The hut sighed with a memory of its witch’s love of flowers: delicately pretty wolf-teeth daisies, and healing white bone-bonnets. She used to sing, “Wolf teeth upon the heath, field of bonnets bone upon it.”
Perhaps, thought the hut, the red-haired woman would also pick bone-bonnets?
The hut plunged through fields and hillsides in search of the flowers, until its feet were blistering and the chimney mortar crumbled at its corners.
As the sun fell below the horizon, the hut caught sight of a meadow of white flowers nodding in the breeze. Bone-bonnets. Even if the hut were to lose its magic here, it was at ease with settling itself down in this field, allowing its timbers to become home to insects, birds and vines.
But in the midst of this field stood a red-haired woman, picking flowers. Irina. She looked up and waved.
The hut approached slowly, its chicken legs stiff and aching.
Your husband thinks we ate you, the hut said.
The woman laughed, her freckled nose crinkling. She had a loose-limbed ease about her, now that she was healed and free.
“Another of his lies. I sent him a piece of my skirt bloodied by my monthly, a lock of my hair, and a note saying bandits held me for ransom. Knew he wouldn’t pay. Been camped out ever since I left you, practicing old grandmother’s flower lore and helping those that find me,” she said. “How is she?”
The hut’s skulls tapped out an echo of the eulogy.
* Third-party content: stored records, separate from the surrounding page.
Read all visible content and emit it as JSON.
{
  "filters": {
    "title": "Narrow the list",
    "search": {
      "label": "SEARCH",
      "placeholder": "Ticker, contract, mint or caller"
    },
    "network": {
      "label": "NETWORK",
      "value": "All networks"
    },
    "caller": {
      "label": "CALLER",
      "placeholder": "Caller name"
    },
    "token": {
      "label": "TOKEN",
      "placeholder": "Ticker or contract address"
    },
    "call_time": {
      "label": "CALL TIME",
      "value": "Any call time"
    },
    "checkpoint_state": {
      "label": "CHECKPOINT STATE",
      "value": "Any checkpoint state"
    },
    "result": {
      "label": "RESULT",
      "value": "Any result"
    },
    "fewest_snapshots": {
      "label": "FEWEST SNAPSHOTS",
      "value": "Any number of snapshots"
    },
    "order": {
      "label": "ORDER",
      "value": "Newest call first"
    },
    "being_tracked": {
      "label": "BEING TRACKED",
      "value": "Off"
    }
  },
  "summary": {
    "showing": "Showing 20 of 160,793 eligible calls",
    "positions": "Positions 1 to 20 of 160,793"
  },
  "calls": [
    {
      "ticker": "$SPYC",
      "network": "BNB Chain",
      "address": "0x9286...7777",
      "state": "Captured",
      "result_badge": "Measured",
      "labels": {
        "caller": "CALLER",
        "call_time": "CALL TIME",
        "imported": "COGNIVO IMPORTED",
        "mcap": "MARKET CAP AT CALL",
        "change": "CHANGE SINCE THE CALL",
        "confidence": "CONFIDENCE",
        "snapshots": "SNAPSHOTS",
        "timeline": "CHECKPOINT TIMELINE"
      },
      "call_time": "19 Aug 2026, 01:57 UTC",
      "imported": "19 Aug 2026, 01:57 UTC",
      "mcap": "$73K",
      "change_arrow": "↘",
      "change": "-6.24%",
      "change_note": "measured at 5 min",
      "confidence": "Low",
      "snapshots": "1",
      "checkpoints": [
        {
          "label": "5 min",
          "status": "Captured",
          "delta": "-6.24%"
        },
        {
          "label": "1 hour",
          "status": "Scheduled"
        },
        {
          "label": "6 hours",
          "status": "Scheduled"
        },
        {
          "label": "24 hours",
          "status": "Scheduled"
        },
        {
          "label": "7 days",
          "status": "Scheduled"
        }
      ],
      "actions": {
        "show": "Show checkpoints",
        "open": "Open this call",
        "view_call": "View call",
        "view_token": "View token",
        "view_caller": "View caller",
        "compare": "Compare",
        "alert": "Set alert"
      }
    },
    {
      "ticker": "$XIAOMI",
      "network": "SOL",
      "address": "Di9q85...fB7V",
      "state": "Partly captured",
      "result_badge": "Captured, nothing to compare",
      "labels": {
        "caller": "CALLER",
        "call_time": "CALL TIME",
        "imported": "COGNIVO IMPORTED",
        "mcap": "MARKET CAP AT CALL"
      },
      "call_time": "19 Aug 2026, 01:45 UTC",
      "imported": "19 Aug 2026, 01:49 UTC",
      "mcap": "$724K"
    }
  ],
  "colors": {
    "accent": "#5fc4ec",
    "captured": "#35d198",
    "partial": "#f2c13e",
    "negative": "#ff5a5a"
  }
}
“I’m sorry,” she said.
She stood silent for a moment and then rested a hand on the hut’s wooden beams. “I can feel her magic fading.” She looked up in concern. “You need another witch, I see.”
The hut leaned forward, its windows studying her closely. What had been faint when she visited the old witch was now a growing river of magic running through her veins.
She told me to find someone. The hut shifted on its feet, suddenly shy. She told me — The hut stopped, and started again. I know that my work is not yet done.
Irina placed a hand on the hut’s railing. “If you will have me, I would be honored to call you home. I hope with time I may prove a home for you just as you shall for me.”
When the red-haired woman stepped on its porch, its hearth flared with heat. She patted its doorframe, and the hut felt the weight of loneliness lifting.
The hut’s door swung open as its skulls blazed.
About the Author
Aimee Picchi’s short fiction has been published in Fireside Magazine, Intergalactic Medicine Show, Flash Fiction Online, and Daily Science Fiction, among other publications. She’s a graduate of Viable Paradise and a former classical musician. She lives in Burlington, Vermont with her family. You can find her at @aimeepicchi.
About the Narrator
Jen Albert is an editor, writer, and former entomologist. She works full-time as an editor at ECW Press, an independent publishing house based in Toronto, where she enjoys working on books of all kinds, including speculative fiction, popular science, and LGBTQ fiction and non-fiction. She became co-editor of her favorite fantasy fiction podcast in 2016; she now wonders if she still allowed to call it her favorite. Along with her co-editors, Jen has been nominated for the World Fantasy Award and the British Fantasy Award for her work on PodCastle.